It also flew some unusual charters, an example of which is as follows, which occurred in wintertime west of Lansdowne House. A large bulldozer had proved too heavy for the ice on the lake and went straight down to the bottom. The salvage equipment was flown in by Otter ODK, including several huge inflatable airbags, winches, generators, compressors and other heavy equipment. It took several flights with the Otter to transport all this to the site. They managed to raise the bulldozer which, although it had been submerged for six months, started up after a little maintenance.

ODK’s time with Huron Air came to an end on 26 May 1998. The float-equipped Otter had just taken off from Machawaian Lake some one hundred miles to the north of Armstrong after dropping off six passengers. At an altitude of 500 feet the engine began to backfire and lose power. The pilot switched fuel tanks and turned on the electric fuel boost pump but the engine would not stop backfiring. The Otter began to lose airspeed and altitude and the pilot elected to land straight ahead. ODK crashed into trees and muskeg some three miles south of the lake and was substantially damaged, which ended its career with Huron Air, with its registration to that company cancelled 18 January 1999. Huron Air leased Otter C-FCEE (282) for summer 1998, until they purchased another former Ontario Government Otter C-GOFF (65) as a replacement in October 1998.

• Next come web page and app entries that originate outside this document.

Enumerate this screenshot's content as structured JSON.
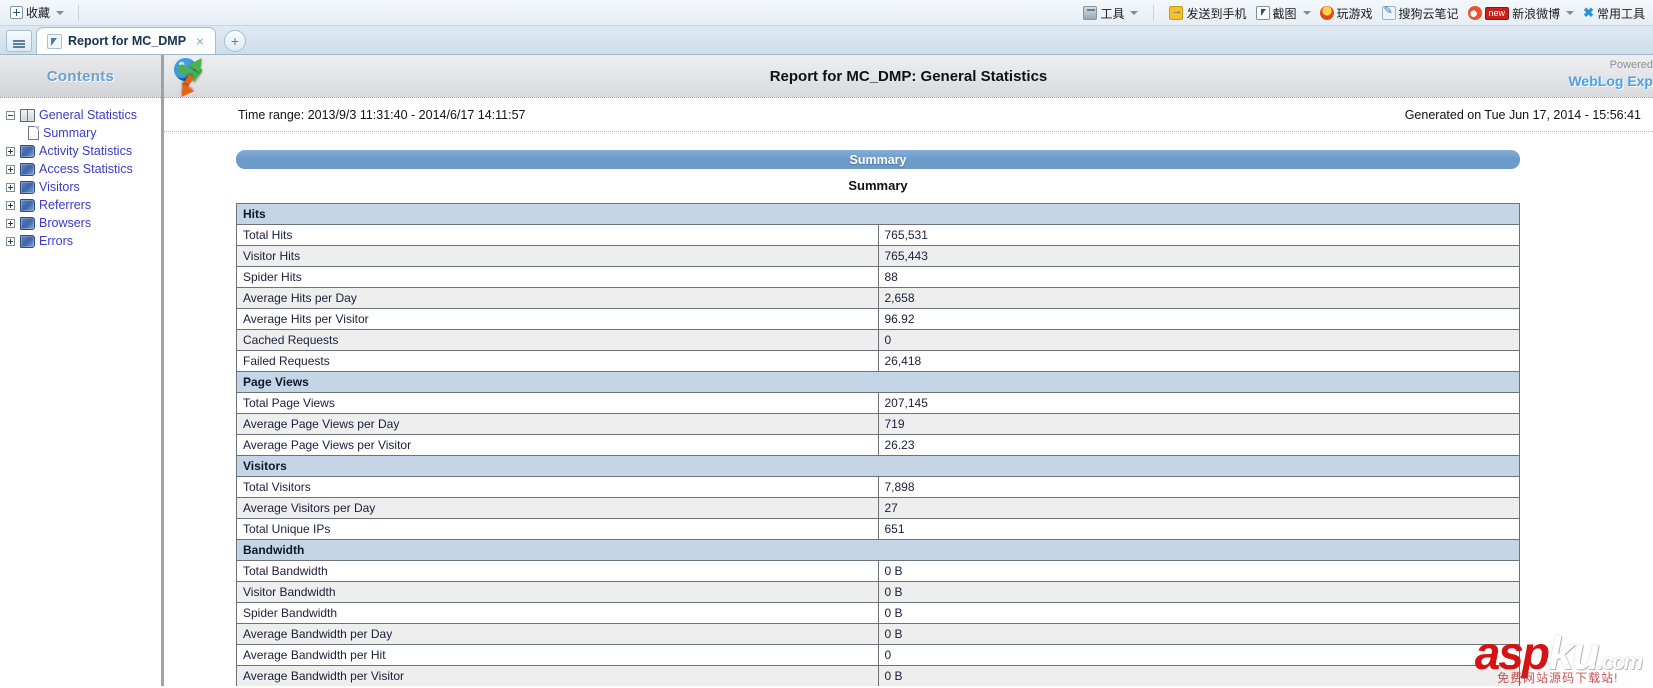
{
  "browser": {
    "favorites_bar": {
      "add_favorite_label": "收藏",
      "toolbar_items": [
        {
          "icon": "tools-icon",
          "label": "工具",
          "has_caret": true,
          "badge": ""
        },
        {
          "icon": "send-phone-icon",
          "label": "发送到手机",
          "has_caret": false,
          "badge": ""
        },
        {
          "icon": "screenshot-icon",
          "label": "截图",
          "has_caret": true,
          "badge": ""
        },
        {
          "icon": "game-icon",
          "label": "玩游戏",
          "has_caret": false,
          "badge": ""
        },
        {
          "icon": "note-icon",
          "label": "搜狗云笔记",
          "has_caret": false,
          "badge": ""
        },
        {
          "icon": "weibo-icon",
          "label": "新浪微博",
          "has_caret": true,
          "badge": "new"
        },
        {
          "icon": "common-tools-icon",
          "label": "常用工具",
          "has_caret": false,
          "badge": ""
        }
      ]
    },
    "tab": {
      "title": "Report for MC_DMP",
      "close_label": "×",
      "new_tab_label": "+"
    }
  },
  "sidebar": {
    "title": "Contents",
    "items": [
      {
        "label": "General Statistics",
        "icon": "open-book-icon",
        "expander": "minus",
        "indent": 0
      },
      {
        "label": "Summary",
        "icon": "page-icon",
        "expander": "none",
        "indent": 1
      },
      {
        "label": "Activity Statistics",
        "icon": "closed-book-icon",
        "expander": "plus",
        "indent": 0
      },
      {
        "label": "Access Statistics",
        "icon": "closed-book-icon",
        "expander": "plus",
        "indent": 0
      },
      {
        "label": "Visitors",
        "icon": "closed-book-icon",
        "expander": "plus",
        "indent": 0
      },
      {
        "label": "Referrers",
        "icon": "closed-book-icon",
        "expander": "plus",
        "indent": 0
      },
      {
        "label": "Browsers",
        "icon": "closed-book-icon",
        "expander": "plus",
        "indent": 0
      },
      {
        "label": "Errors",
        "icon": "closed-book-icon",
        "expander": "plus",
        "indent": 0
      }
    ]
  },
  "report": {
    "title": "Report for MC_DMP: General Statistics",
    "powered_line1": "Powered",
    "powered_line2": "WebLog Exp",
    "time_range": "Time range: 2013/9/3 11:31:40 - 2014/6/17 14:11:57",
    "generated_on": "Generated on Tue Jun 17, 2014 - 15:56:41",
    "section_banner": "Summary",
    "section_subtitle": "Summary",
    "table": {
      "rows": [
        {
          "type": "group",
          "label": "Hits",
          "value": ""
        },
        {
          "type": "row",
          "label": "Total Hits",
          "value": "765,531"
        },
        {
          "type": "row",
          "label": "Visitor Hits",
          "value": "765,443"
        },
        {
          "type": "row",
          "label": "Spider Hits",
          "value": "88"
        },
        {
          "type": "row",
          "label": "Average Hits per Day",
          "value": "2,658"
        },
        {
          "type": "row",
          "label": "Average Hits per Visitor",
          "value": "96.92"
        },
        {
          "type": "row",
          "label": "Cached Requests",
          "value": "0"
        },
        {
          "type": "row",
          "label": "Failed Requests",
          "value": "26,418"
        },
        {
          "type": "group",
          "label": "Page Views",
          "value": ""
        },
        {
          "type": "row",
          "label": "Total Page Views",
          "value": "207,145"
        },
        {
          "type": "row",
          "label": "Average Page Views per Day",
          "value": "719"
        },
        {
          "type": "row",
          "label": "Average Page Views per Visitor",
          "value": "26.23"
        },
        {
          "type": "group",
          "label": "Visitors",
          "value": ""
        },
        {
          "type": "row",
          "label": "Total Visitors",
          "value": "7,898"
        },
        {
          "type": "row",
          "label": "Average Visitors per Day",
          "value": "27"
        },
        {
          "type": "row",
          "label": "Total Unique IPs",
          "value": "651"
        },
        {
          "type": "group",
          "label": "Bandwidth",
          "value": ""
        },
        {
          "type": "row",
          "label": "Total Bandwidth",
          "value": "0 B"
        },
        {
          "type": "row",
          "label": "Visitor Bandwidth",
          "value": "0 B"
        },
        {
          "type": "row",
          "label": "Spider Bandwidth",
          "value": "0 B"
        },
        {
          "type": "row",
          "label": "Average Bandwidth per Day",
          "value": "0 B"
        },
        {
          "type": "row",
          "label": "Average Bandwidth per Hit",
          "value": "0"
        },
        {
          "type": "row",
          "label": "Average Bandwidth per Visitor",
          "value": "0 B"
        }
      ]
    }
  },
  "watermark": {
    "part1": "asp",
    "part2": "ku",
    "part3": ".com",
    "subtitle": "免费网站源码下载站!"
  },
  "colors": {
    "banner_blue": "#6d9ccb",
    "group_row": "#c5d5e8",
    "tree_link": "#3a3ad0",
    "contents_title": "#6aa2d2",
    "watermark_red": "#d41414"
  }
}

The wreck of ODK was sold by the insurers to Aviation V. L. Inc .,who retrieved the Otter from the crash site and transported it to their facility at St.Jean Airfield, Montreal where the rebuild commenced. It was registered to Aviation V. L. Inc., on 28 April 1999, reverting to C-FODK the following month. After the rebuild was complete, the Otter was sold to Nestor Falls Fly-In Outposts Ltd., to whom it was registered as C-FODK on 28 July 1999, joining their other Otter C-FSOR (239) as well as a Beaver and Beech 18. This carrier is based at Nestor Falls, Ontario not far from the US border and is a summer-only operator, catering for fishermen and tourists. Their web-site says it all: “Climb aboard one of our float planes and soar over the magnificent beauty of the Canadian Shield. A tremendous photo opportunity of the rugged cliffs, pristine waters and abundance of wild life awaits you…….Savour the beauty of the Canadian bush, a wilderness for the most part accessible only by air”.

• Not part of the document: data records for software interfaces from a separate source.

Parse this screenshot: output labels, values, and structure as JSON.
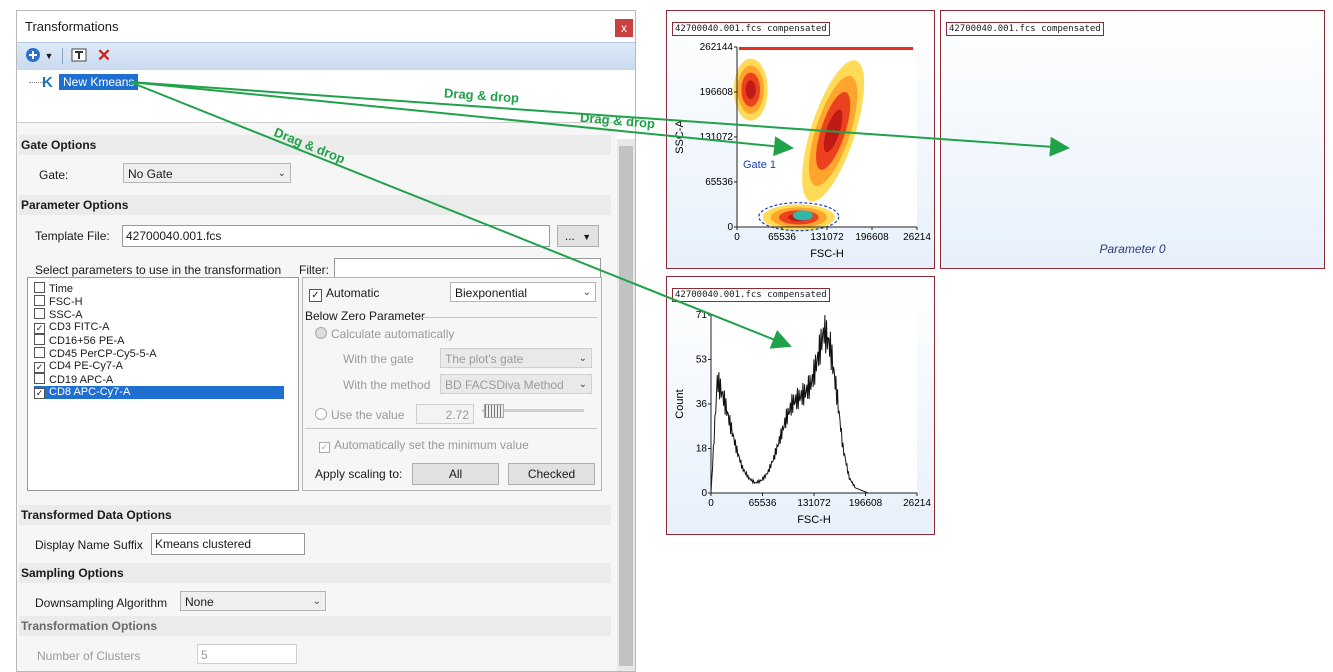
{
  "dialog": {
    "title": "Transformations",
    "close_glyph": "x",
    "toolbar": {
      "add_icon": "add-circle-icon",
      "dropdown_icon": "chevron-down-icon",
      "rename_icon": "rename-icon",
      "delete_icon": "delete-x-icon"
    },
    "tree": {
      "node_icon_letter": "K",
      "node_label": "New Kmeans"
    },
    "gate_options": {
      "header": "Gate Options",
      "gate_label": "Gate:",
      "gate_value": "No Gate"
    },
    "parameter_options": {
      "header": "Parameter Options",
      "template_label": "Template File:",
      "template_value": "42700040.001.fcs",
      "browse_label": "...",
      "select_label": "Select parameters to use in the transformation",
      "filter_label": "Filter:",
      "filter_value": "",
      "parameters": [
        {
          "label": "Time",
          "checked": false,
          "selected": false
        },
        {
          "label": "FSC-H",
          "checked": false,
          "selected": false
        },
        {
          "label": "SSC-A",
          "checked": false,
          "selected": false
        },
        {
          "label": "CD3 FITC-A",
          "checked": true,
          "selected": false
        },
        {
          "label": "CD16+56 PE-A",
          "checked": false,
          "selected": false
        },
        {
          "label": "CD45 PerCP-Cy5-5-A",
          "checked": false,
          "selected": false
        },
        {
          "label": "CD4 PE-Cy7-A",
          "checked": true,
          "selected": false
        },
        {
          "label": "CD19 APC-A",
          "checked": false,
          "selected": false
        },
        {
          "label": "CD8 APC-Cy7-A",
          "checked": true,
          "selected": true
        }
      ],
      "automatic_label": "Automatic",
      "automatic_checked": true,
      "scale_value": "Biexponential",
      "below_zero_label": "Below Zero Parameter",
      "calc_auto_label": "Calculate automatically",
      "with_gate_label": "With the gate",
      "with_gate_value": "The plot's gate",
      "with_method_label": "With the method",
      "with_method_value": "BD FACSDiva Method",
      "use_value_label": "Use the value",
      "use_value": "2.72",
      "auto_min_label": "Automatically set the minimum value",
      "apply_label": "Apply scaling to:",
      "all_button": "All",
      "checked_button": "Checked"
    },
    "transformed_data": {
      "header": "Transformed Data Options",
      "suffix_label": "Display Name Suffix",
      "suffix_value": "Kmeans clustered"
    },
    "sampling": {
      "header": "Sampling Options",
      "algo_label": "Downsampling Algorithm",
      "algo_value": "None"
    },
    "transformation": {
      "header": "Transformation Options",
      "clusters_label": "Number of Clusters",
      "clusters_value": "5"
    }
  },
  "plots": {
    "scatter": {
      "title": "42700040.001.fcs compensated",
      "xlabel": "FSC-H",
      "ylabel": "SSC-A",
      "x_ticks": [
        "0",
        "65536",
        "131072",
        "196608",
        "26214"
      ],
      "y_ticks": [
        "262144",
        "196608",
        "131072",
        "65536",
        "0"
      ],
      "gate_label": "Gate 1"
    },
    "empty": {
      "title": "42700040.001.fcs compensated",
      "placeholder": "Parameter 0"
    },
    "histogram": {
      "title": "42700040.001.fcs compensated",
      "xlabel": "FSC-H",
      "ylabel": "Count",
      "x_ticks": [
        "0",
        "65536",
        "131072",
        "196608",
        "26214"
      ],
      "y_ticks": [
        "71",
        "53",
        "36",
        "18",
        "0"
      ]
    }
  },
  "annotations": {
    "drag_labels": [
      "Drag & drop",
      "Drag & drop",
      "Drag & drop"
    ],
    "arrow_color": "#1fa24a"
  },
  "chart_data": [
    {
      "type": "scatter",
      "title": "42700040.001.fcs compensated",
      "xlabel": "FSC-H",
      "ylabel": "SSC-A",
      "xlim": [
        0,
        262144
      ],
      "ylim": [
        0,
        262144
      ],
      "populations": [
        {
          "x_center": 20000,
          "y_center": 200000,
          "density": "high"
        },
        {
          "x_center": 140000,
          "y_center": 140000,
          "density": "high"
        },
        {
          "x_center": 90000,
          "y_center": 14000,
          "density": "very-high"
        }
      ]
    },
    {
      "type": "line",
      "title": "42700040.001.fcs compensated",
      "xlabel": "FSC-H",
      "ylabel": "Count",
      "xlim": [
        0,
        262144
      ],
      "ylim": [
        0,
        71
      ],
      "x": [
        0,
        8000,
        16000,
        24000,
        32000,
        40000,
        48000,
        56000,
        64000,
        72000,
        80000,
        88000,
        96000,
        104000,
        112000,
        120000,
        128000,
        136000,
        144000,
        152000,
        160000,
        168000,
        176000,
        184000,
        192000,
        200000,
        220000,
        240000,
        262144
      ],
      "y": [
        0,
        45,
        38,
        28,
        18,
        10,
        6,
        4,
        5,
        8,
        14,
        22,
        30,
        36,
        38,
        40,
        44,
        54,
        65,
        58,
        40,
        18,
        6,
        2,
        1,
        0,
        0,
        0,
        0
      ]
    }
  ]
}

For the fishermen, the company flies to nine different lakes, with twelve cottages to chose from, all about two hundred miles north of Nestor Falls. ODK entered service with the company, flying the larger groups to the lakes and on sightseeing flights during the summer months, put into storage for the winter. During the winter of 2007 / 2008, ODK was converted to a Texas Turbine Otter with the Garrett engine by Recon Air at Geraldton, Ontario and continued in service alongside Otter SOR (now also a turbine) and the Beech 18. As at summer 2016, this Otter celebrated its 63rd birthday, having spent its entire career to that date flying in Ontario.

Full history up to 2005 courtesy of Karl E Hayes © from DHC-3 Otter - A History (CD-ROM 2005), now with added and updated information which Karl has supplied for the benefit of the website.